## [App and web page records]
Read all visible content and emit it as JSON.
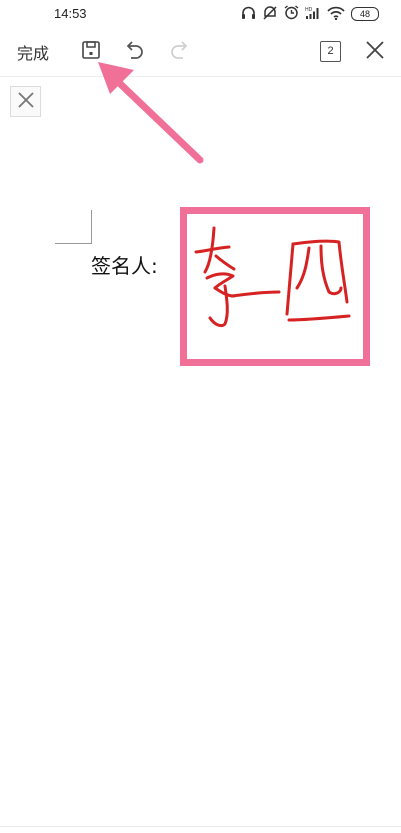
{
  "status_bar": {
    "time": "14:53",
    "battery": "48",
    "icons": [
      "headphones-icon",
      "mute-icon",
      "alarm-icon",
      "hd-signal-icon",
      "wifi-icon",
      "battery-icon"
    ]
  },
  "toolbar": {
    "done_label": "完成",
    "page_count": "2",
    "icons": [
      "save-icon",
      "undo-icon",
      "redo-icon",
      "page-count-icon",
      "close-icon"
    ]
  },
  "document": {
    "signer_label": "签名人:",
    "signature_ink_color": "#d62222",
    "highlight_color": "#f07098"
  }
}
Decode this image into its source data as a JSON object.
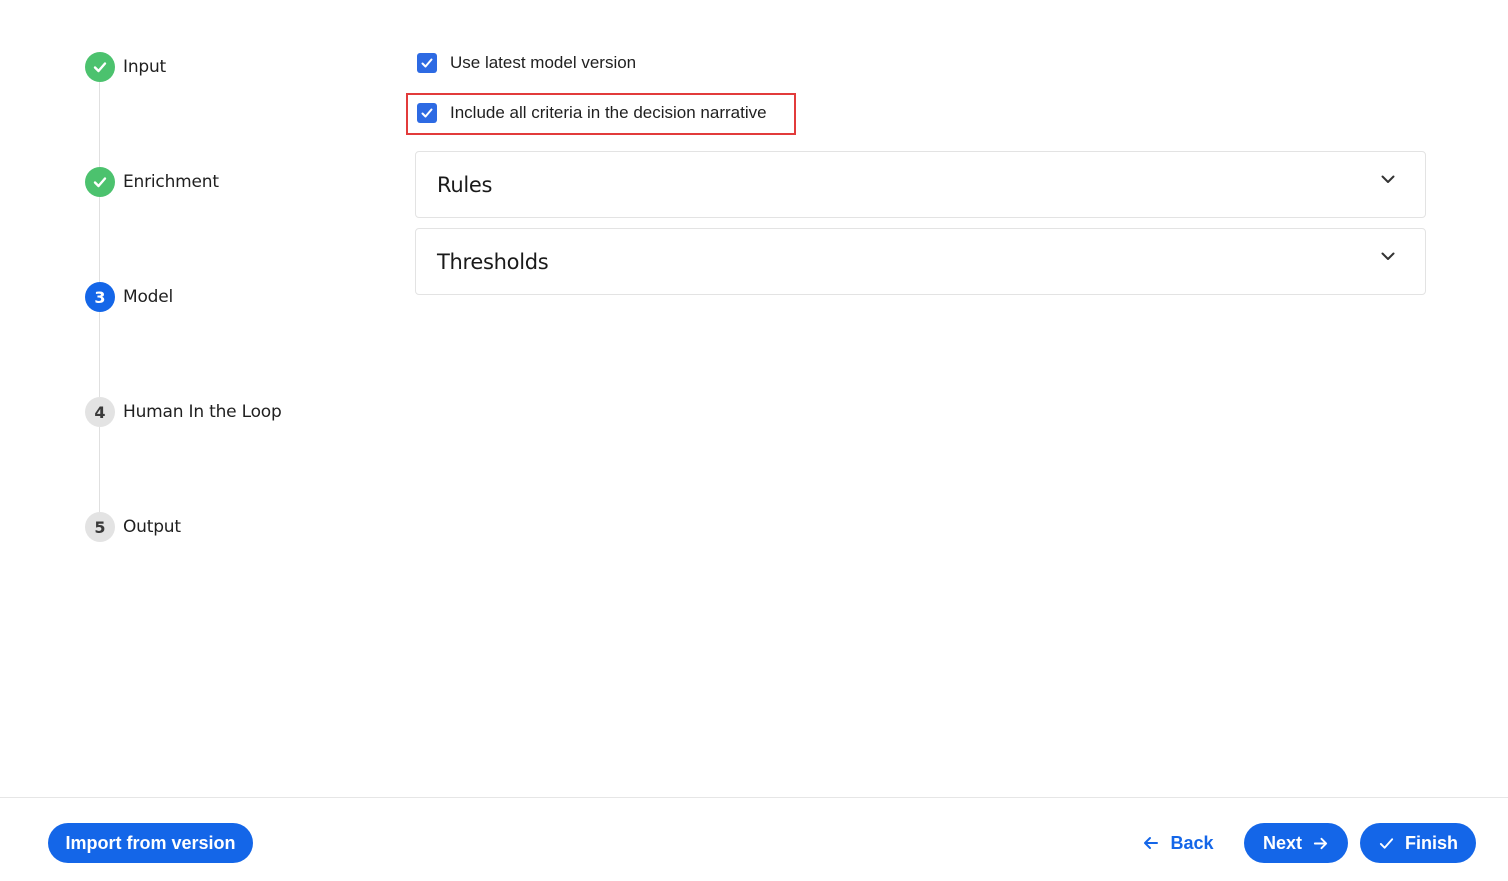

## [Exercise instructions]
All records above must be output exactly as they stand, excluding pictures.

## [Answer to this task]
Read all visible content and emit it as JSON.
{
  "status_bar": {
    "time": "14:53",
    "battery": "48",
    "icons": [
      "headphones-icon",
      "mute-icon",
      "alarm-icon",
      "hd-signal-icon",
      "wifi-icon",
      "battery-icon"
    ]
  },
  "toolbar": {
    "done_label": "完成",
    "page_count": "2",
    "icons": [
      "save-icon",
      "undo-icon",
      "redo-icon",
      "page-count-icon",
      "close-icon"
    ]
  },
  "document": {
    "signer_label": "签名人:",
    "signature_ink_color": "#d62222",
    "highlight_color": "#f07098"
  }
}
Decode this image into its source data as a JSON object.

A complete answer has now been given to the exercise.